“Congratulations!” is usually one of the most welcome words in the English language, but if it is followed by phrases such as “You have the winning ticket” in a lottery or sweepstakes you didn’t enter, beware. It is estimated that $166 million was lost in 2020 to lottery and sweepstakes scams in the US with 116,000 complaints. Added to these statistics the fact that most people do not report these scams and it is clear this is a major problem.
Sweepstakes and lottery scams have been an issue since sweepstakes and lotteries came into existence. However, the digital world has created more threats and more ways those who run lottery and sweepstakes scams can target victims. Although scammers usually target the elderly whose main form of communication is still the telephone or mail, but there are many of these scams that have gone high-tech.
Some lottery and sweepstakes scammers also run other frauds such as forex trading scams and crypto scams. Expert fraudsters are often involved in a number of operations and they continually conceal their identity and company names to escape authorities. Others may hide behind the name of a legitimate lottery or sweepstakes to escape notice.
Broker Complaint Registry is the right place to turn when you have lost money to a scam. We consult with clients and refer them to experts who can pursue their case in detail and work to investigate the broker or scam, and in many cases, succeed in fund recovery. Talk to us today, and we can provide guidance on how to deal with the claim.
How Do Lottery and Sweepstakes Scams Operate?
Lottery and Sweepstakes operate by notifying people they supposedly have won money. They may not have signed up for the sweepstakes or bought a ticket, but when they see the amount of the prize or a company logo, they may not ask any more questions.
This is a major mistake that those who fall for these scams make. There are virtually no such contests that will award people randomly if they never entered. Lottery tickets are purchased at certain places and no one will win who didn’t enter. This should be clear because the slogans of many of these contests are something along the lines of “You can’t win if you don’t enter!”
The psychology that allows people targeted by the scams to continue is that they figure it’s worth a risk if they could stand to win millions. The email, letter, or phone call will ask them for personal information, such as a social security number, credit card or bank information. They may claim that the person has to pay a handling fee or taxes on the amount before receiving it.
There are several reasons consumers should ask questions at this point. First of all, legitimate sweepstakes and lotteries do not just call people up randomly and tell them they have won. There are usually formal drawings and official ways people can claim money they have won from these contests.
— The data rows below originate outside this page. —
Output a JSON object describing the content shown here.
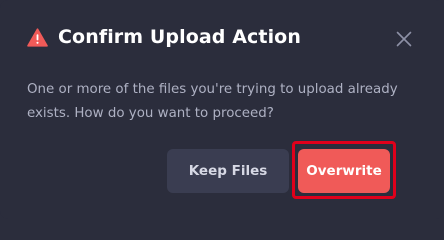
{
  "dialog": {
    "title": "Confirm Upload Action",
    "title_icon": "warning-triangle-icon",
    "close_icon": "close-icon",
    "message": "One or more of the files you're trying to upload already exists. How do you want to proceed?",
    "buttons": {
      "keep_label": "Keep Files",
      "overwrite_label": "Overwrite"
    }
  },
  "colors": {
    "background": "#2b2d3c",
    "warning_icon": "#f05a58",
    "primary_button": "#f05a58",
    "secondary_button": "#3a3d51",
    "highlight_frame": "#e0001b",
    "message_text": "#aeb1c3"
  }
}
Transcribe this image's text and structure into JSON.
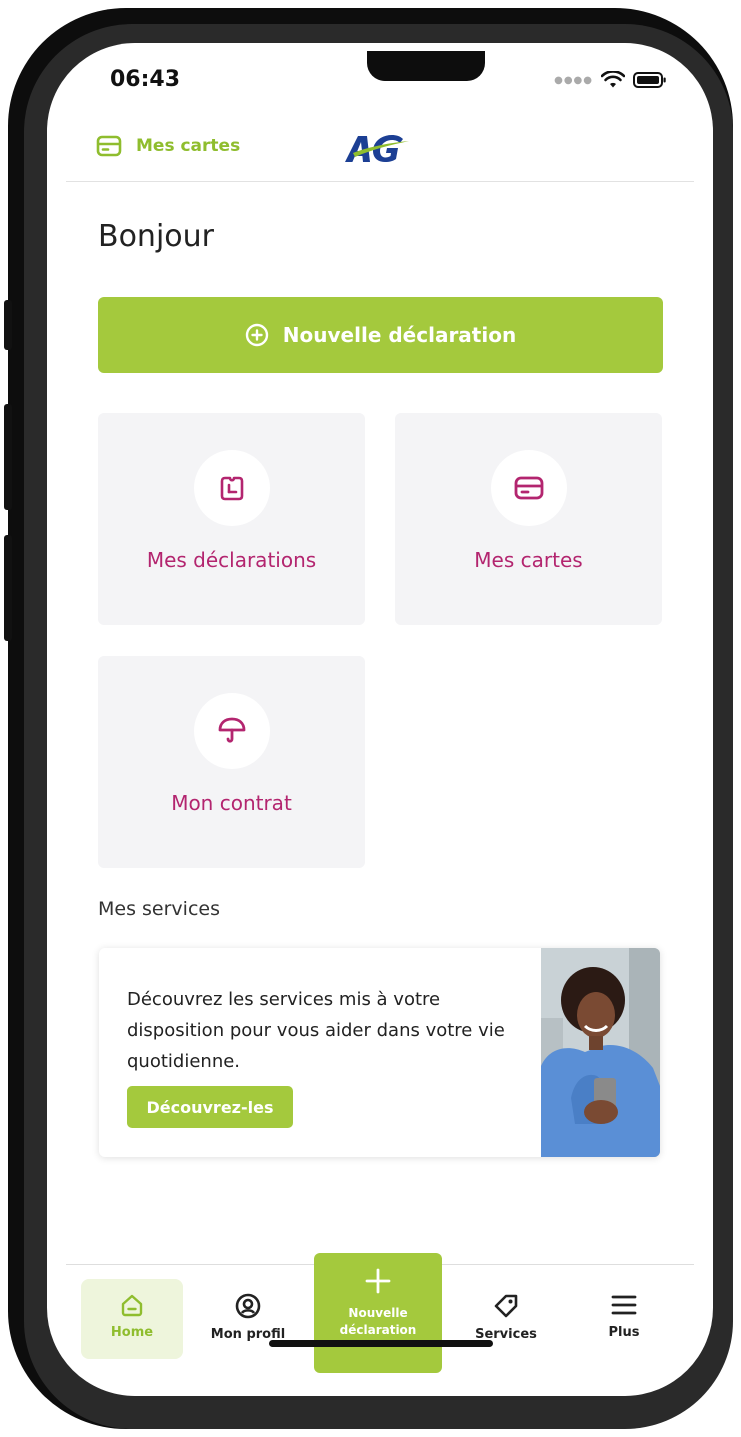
{
  "status_bar": {
    "time": "06:43"
  },
  "top_bar": {
    "cards_label": "Mes cartes",
    "logo_text": "AG"
  },
  "greeting": "Bonjour",
  "cta": {
    "label": "Nouvelle déclaration"
  },
  "tiles": [
    {
      "label": "Mes déclarations",
      "icon": "claims-document-icon"
    },
    {
      "label": "Mes cartes",
      "icon": "credit-card-icon"
    },
    {
      "label": "Mon contrat",
      "icon": "umbrella-icon"
    }
  ],
  "services": {
    "section_title": "Mes services",
    "promo_text": "Découvrez les services mis à votre disposition pour vous aider dans votre vie quotidienne.",
    "promo_button": "Découvrez-les"
  },
  "bottom_nav": {
    "items": [
      {
        "label": "Home",
        "icon": "home-icon",
        "active": true
      },
      {
        "label": "Mon profil",
        "icon": "profile-icon"
      },
      {
        "label": "Nouvelle déclaration",
        "icon": "plus-icon"
      },
      {
        "label": "Services",
        "icon": "tag-icon"
      },
      {
        "label": "Plus",
        "icon": "menu-icon"
      }
    ]
  },
  "colors": {
    "brand_green": "#a4c93d",
    "label_green": "#8fbd2e",
    "tile_text": "#b3256f",
    "tile_bg": "#f4f4f6"
  }
}
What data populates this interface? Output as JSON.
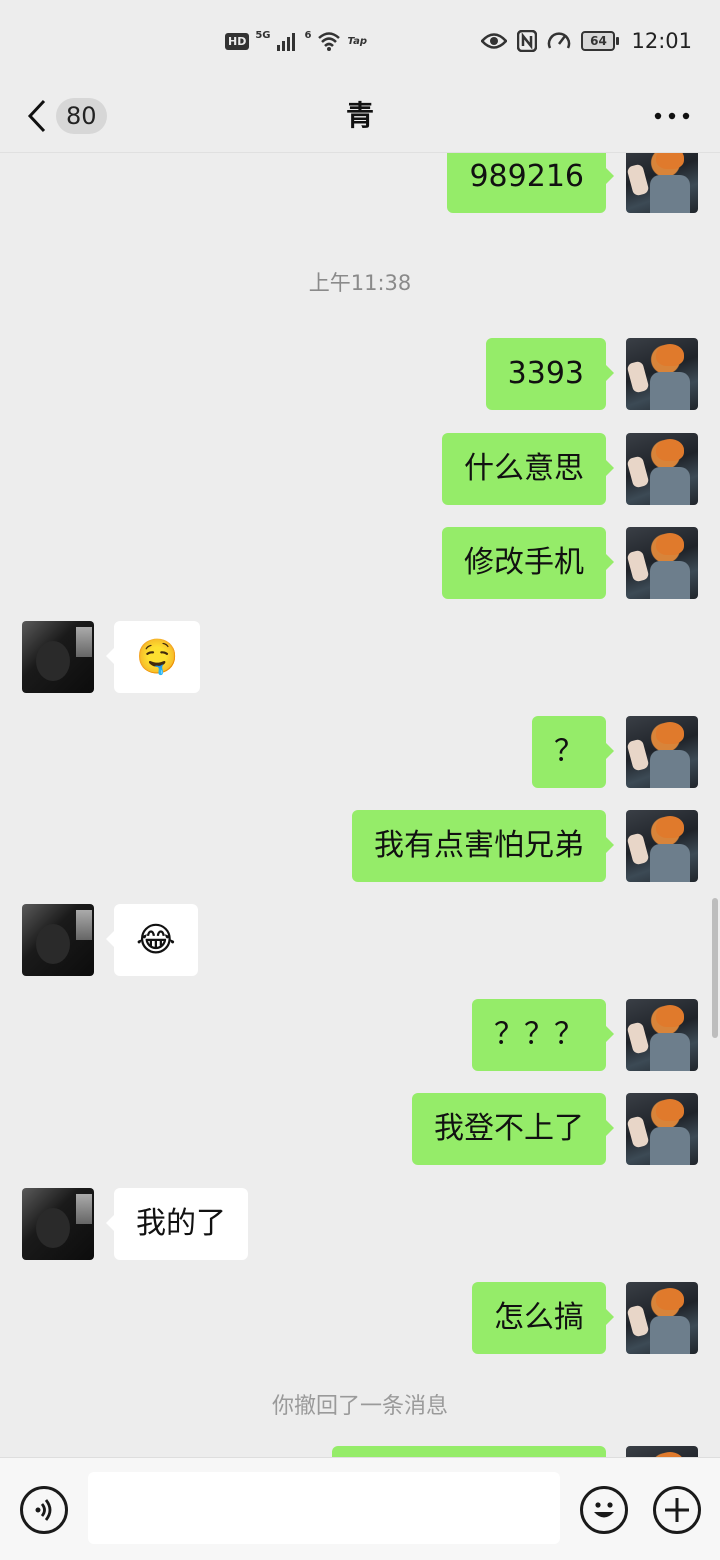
{
  "status_bar": {
    "hd": "HD",
    "net_5g": "5G",
    "wifi_tag": "6",
    "app_tag": "Tap",
    "battery": "64",
    "time": "12:01"
  },
  "header": {
    "unread_count": "80",
    "title": "青"
  },
  "messages": [
    {
      "side": "right",
      "text": "989216"
    },
    {
      "type": "time",
      "text": "上午11:38"
    },
    {
      "side": "right",
      "text": "3393"
    },
    {
      "side": "right",
      "text": "什么意思"
    },
    {
      "side": "right",
      "text": "修改手机"
    },
    {
      "side": "left",
      "text": "🤤"
    },
    {
      "side": "right",
      "text": "？"
    },
    {
      "side": "right",
      "text": "我有点害怕兄弟"
    },
    {
      "side": "left",
      "text": "😂"
    },
    {
      "side": "right",
      "text": "？？？"
    },
    {
      "side": "right",
      "text": "我登不上了"
    },
    {
      "side": "left",
      "text": "我的了"
    },
    {
      "side": "right",
      "text": "怎么搞"
    },
    {
      "type": "system",
      "text": "你撤回了一条消息"
    }
  ],
  "input": {
    "placeholder": ""
  }
}
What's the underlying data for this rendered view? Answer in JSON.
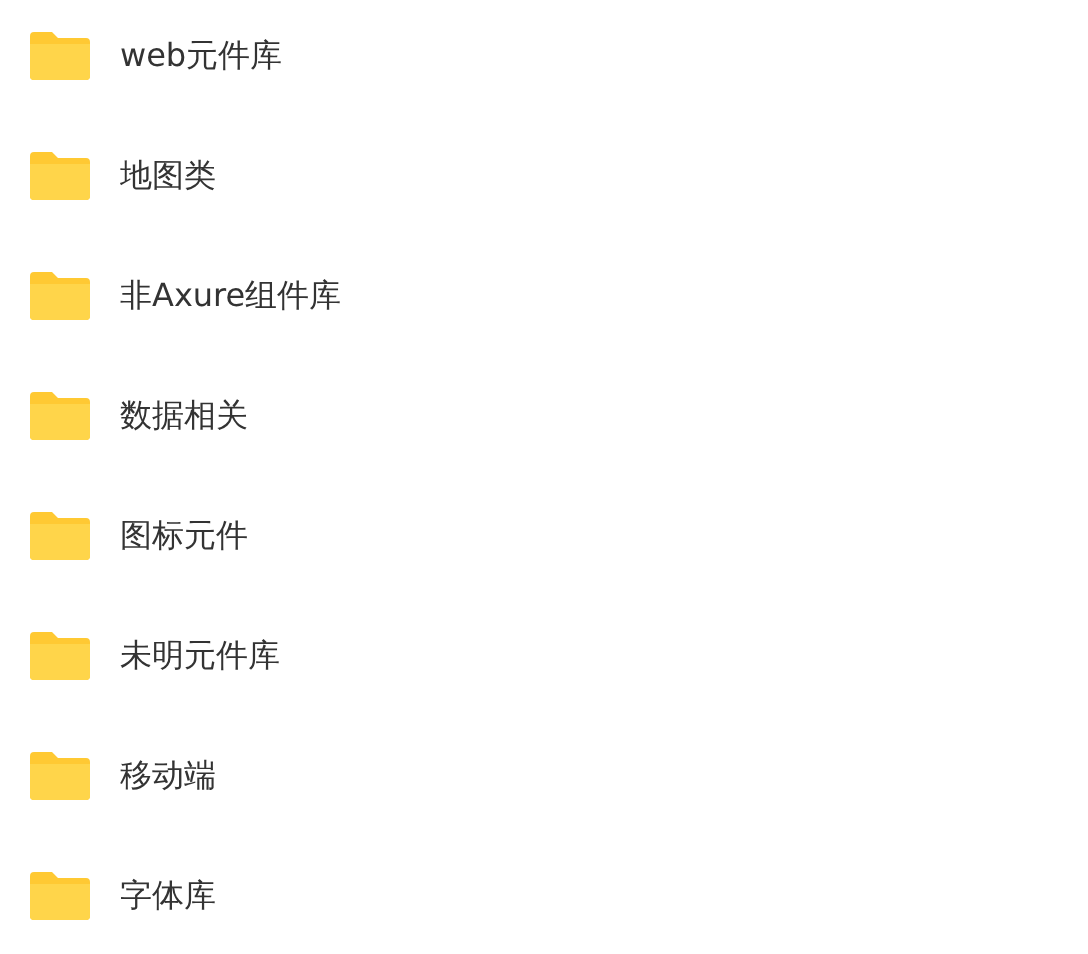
{
  "folders": [
    {
      "name": "web元件库"
    },
    {
      "name": "地图类"
    },
    {
      "name": "非Axure组件库"
    },
    {
      "name": "数据相关"
    },
    {
      "name": "图标元件"
    },
    {
      "name": "未明元件库"
    },
    {
      "name": "移动端"
    },
    {
      "name": "字体库"
    }
  ]
}
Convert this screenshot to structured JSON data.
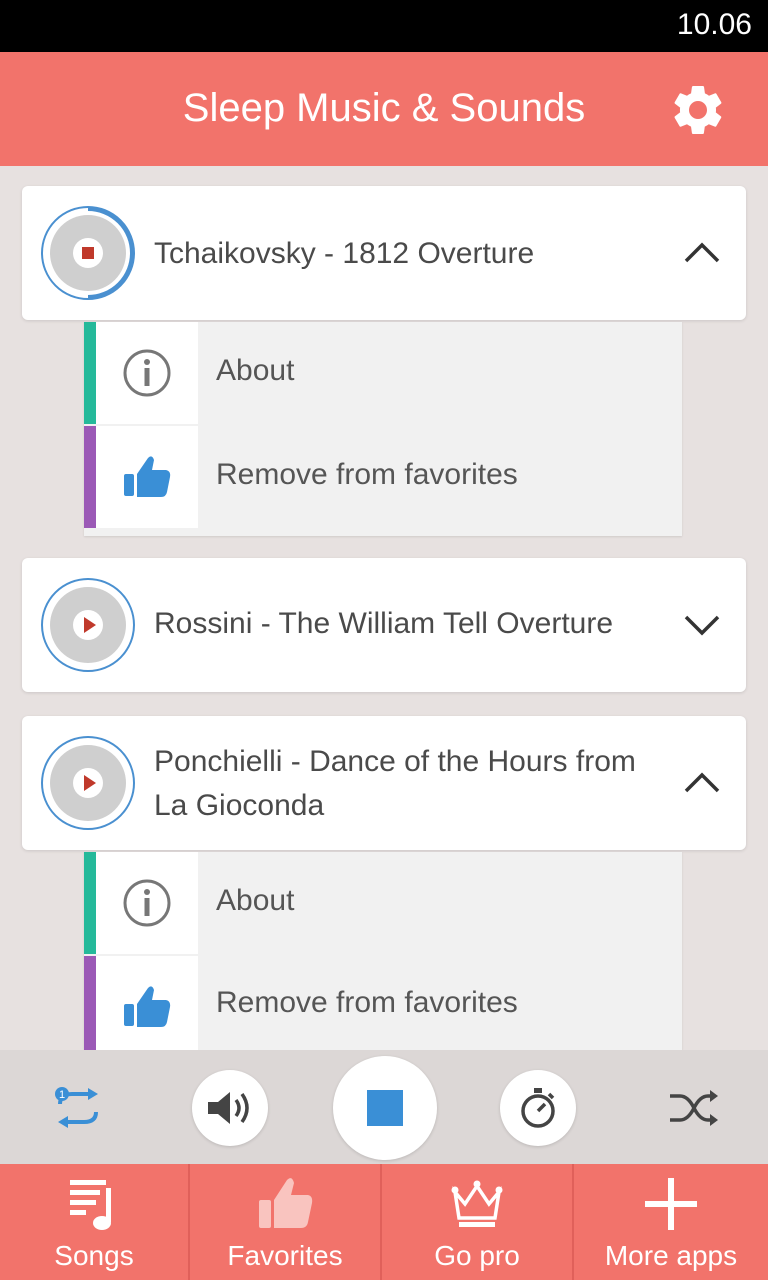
{
  "status": {
    "time": "10.06"
  },
  "header": {
    "title": "Sleep Music & Sounds"
  },
  "songs": [
    {
      "title": "Tchaikovsky - 1812 Overture",
      "state": "playing",
      "expanded": true
    },
    {
      "title": "Rossini - The William Tell Overture",
      "state": "stopped",
      "expanded": false
    },
    {
      "title": "Ponchielli - Dance of the Hours from La Gioconda",
      "title_line1": "Ponchielli - Dance of the Hours from",
      "title_line2": "La Gioconda",
      "state": "stopped",
      "expanded": true
    }
  ],
  "submenu": {
    "about": "About",
    "remove": "Remove from favorites"
  },
  "player": {
    "icons": [
      "repeat-one-icon",
      "volume-icon",
      "stop-icon",
      "sleep-timer-icon",
      "shuffle-icon"
    ]
  },
  "tabs": [
    {
      "label": "Songs",
      "icon": "music-note-list-icon"
    },
    {
      "label": "Favorites",
      "icon": "thumbs-up-icon"
    },
    {
      "label": "Go pro",
      "icon": "crown-icon"
    },
    {
      "label": "More apps",
      "icon": "plus-icon"
    }
  ],
  "colors": {
    "accent": "#f2736b",
    "teal": "#25b99a",
    "purple": "#9b59b6",
    "blue": "#4a90d0"
  }
}
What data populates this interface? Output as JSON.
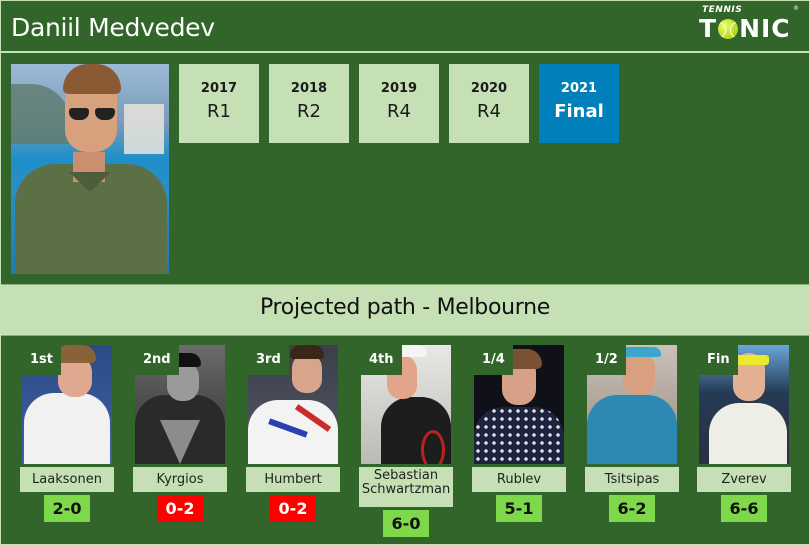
{
  "header": {
    "player_name": "Daniil Medvedev",
    "logo": {
      "top_text": "TENNIS",
      "main_text_left": "T",
      "main_text_right": "NIC",
      "ball_icon": "tennis-ball-icon",
      "registered": "®"
    }
  },
  "main_photo": {
    "subject": "Daniil Medvedev"
  },
  "history": [
    {
      "year": "2017",
      "result": "R1",
      "highlight": false
    },
    {
      "year": "2018",
      "result": "R2",
      "highlight": false
    },
    {
      "year": "2019",
      "result": "R4",
      "highlight": false
    },
    {
      "year": "2020",
      "result": "R4",
      "highlight": false
    },
    {
      "year": "2021",
      "result": "Final",
      "highlight": true
    }
  ],
  "section": {
    "title": "Projected path - Melbourne"
  },
  "path": [
    {
      "round": "1st",
      "name": "Laaksonen",
      "h2h": "2-0",
      "outcome": "win"
    },
    {
      "round": "2nd",
      "name": "Kyrgios",
      "h2h": "0-2",
      "outcome": "loss"
    },
    {
      "round": "3rd",
      "name": "Humbert",
      "h2h": "0-2",
      "outcome": "loss"
    },
    {
      "round": "4th",
      "name": "Sebastian Schwartzman",
      "h2h": "6-0",
      "outcome": "win"
    },
    {
      "round": "1/4",
      "name": "Rublev",
      "h2h": "5-1",
      "outcome": "win"
    },
    {
      "round": "1/2",
      "name": "Tsitsipas",
      "h2h": "6-2",
      "outcome": "win"
    },
    {
      "round": "Fin",
      "name": "Zverev",
      "h2h": "6-6",
      "outcome": "win"
    }
  ],
  "colors": {
    "background_green": "#31652a",
    "light_green": "#c5e0b4",
    "highlight_blue": "#0080bb",
    "win_green": "#7ed94a",
    "loss_red": "#ff0000"
  }
}
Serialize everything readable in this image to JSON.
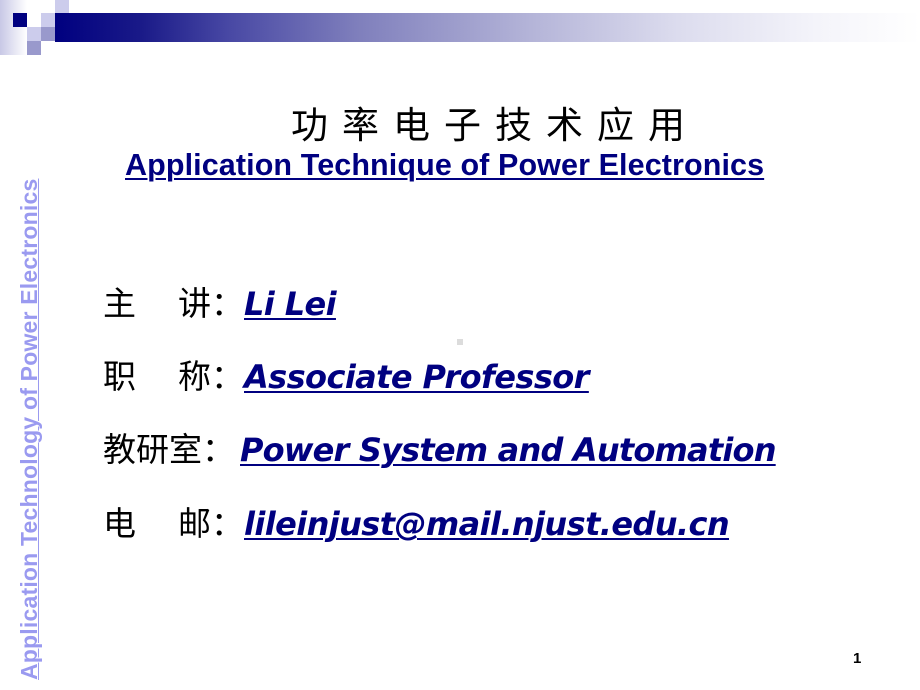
{
  "slide": {
    "side_title": "Application Technology of Power Electronics",
    "title_cn": "功率电子技术应用",
    "title_en": "Application Technique of Power Electronics",
    "info": [
      {
        "label_a": "主",
        "label_b": "讲",
        "colon": "：",
        "value": "Li Lei"
      },
      {
        "label_a": "职",
        "label_b": "称",
        "colon": "：",
        "value": "Associate Professor"
      },
      {
        "label": "教研室",
        "colon": "：",
        "value": "Power System and Automation"
      },
      {
        "label_a": "电",
        "label_b": "邮",
        "colon": "：",
        "value": "lileinjust@mail.njust.edu.cn"
      }
    ],
    "page_number": "1"
  },
  "theme": {
    "accent": "#000080",
    "side_title_color": "#9a9af0"
  }
}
In addition, these contests will never ask for extra fees, at least not before the money is received by the winner. It is true that these winnings often carry a significant tax burden but this isn’t taken care of until the winner fills out their tax return. There is no reason for any of these operations to ask for upfront fees or personal information such as a social security number or financial data.
Signs of a Lottery or Sweepstakes Scams
- Notification from a contest you didn’t enter
- Request for personal information
- Request for a special fee to release funds
- Communication does not contain standard legal disclaimers or contest descriptions usually appearing on such correspondence.
- Check letter to see if it was sent bulk rate
- Beware of partial payment checks
- Avoid requests to wire money or to use a gift card
- Be careful of calls from contests from an 876 809 or a 284 area code
The first reason to be suspicious of a notification that you won a cash prize is if you didn’t enter the sweepstakes or lottery in question. Legitimate contests make money by people entering, so it doesn’t make sense to reward a prize to someone who didn’t buy a ticket.
Requests for personal information are a sign of phishing. You may need to confirm your identity in a legitimate contest, but usually a social security number is not necessary. You should not be asked to pay any fee if you have won. If you notice, a likely scam will ask for money through bitcoin, a wire, or a gift card. This is because they don’t want the transaction to be traced to their actual identity.
All communications from legitimate cash contests should contain legal disclaimers and a thorough description of the contest rules. Any communication without this is suspect. If you received this correspondence by mail, check to see if it was sent bulk rate. That is a sure sign that it is a fake notification.
A scam may try to give a false impression of legitimacy by providing a partial payment check. These will usually bounce, so beware. If the people are calling you to notify you have won, be careful of people asking you from data from 876 809 or a 284 area code. These have been associated with lottery and sweepstakes scams.
If you have lost money to sweepstakes or lottery scam, there are ways of getting your funds back. It is important to work with a reliable fund recovery company that will track down the scammers and help you retrieve your funds.
Have you been robbed in a romance scam? Broker Complaint Registry Will Help
Contact Broker Complaint Registry experts if you have lost money in a mail or wire fraud. We deal with a variety of issues, including data theft, forex trading scams, and crypto complaints. Our team will refer you to experts who have vast experience dealing with regulators, banks, and law enforcement. We will provide advice and give you valuable guidance to help you resolve the issue.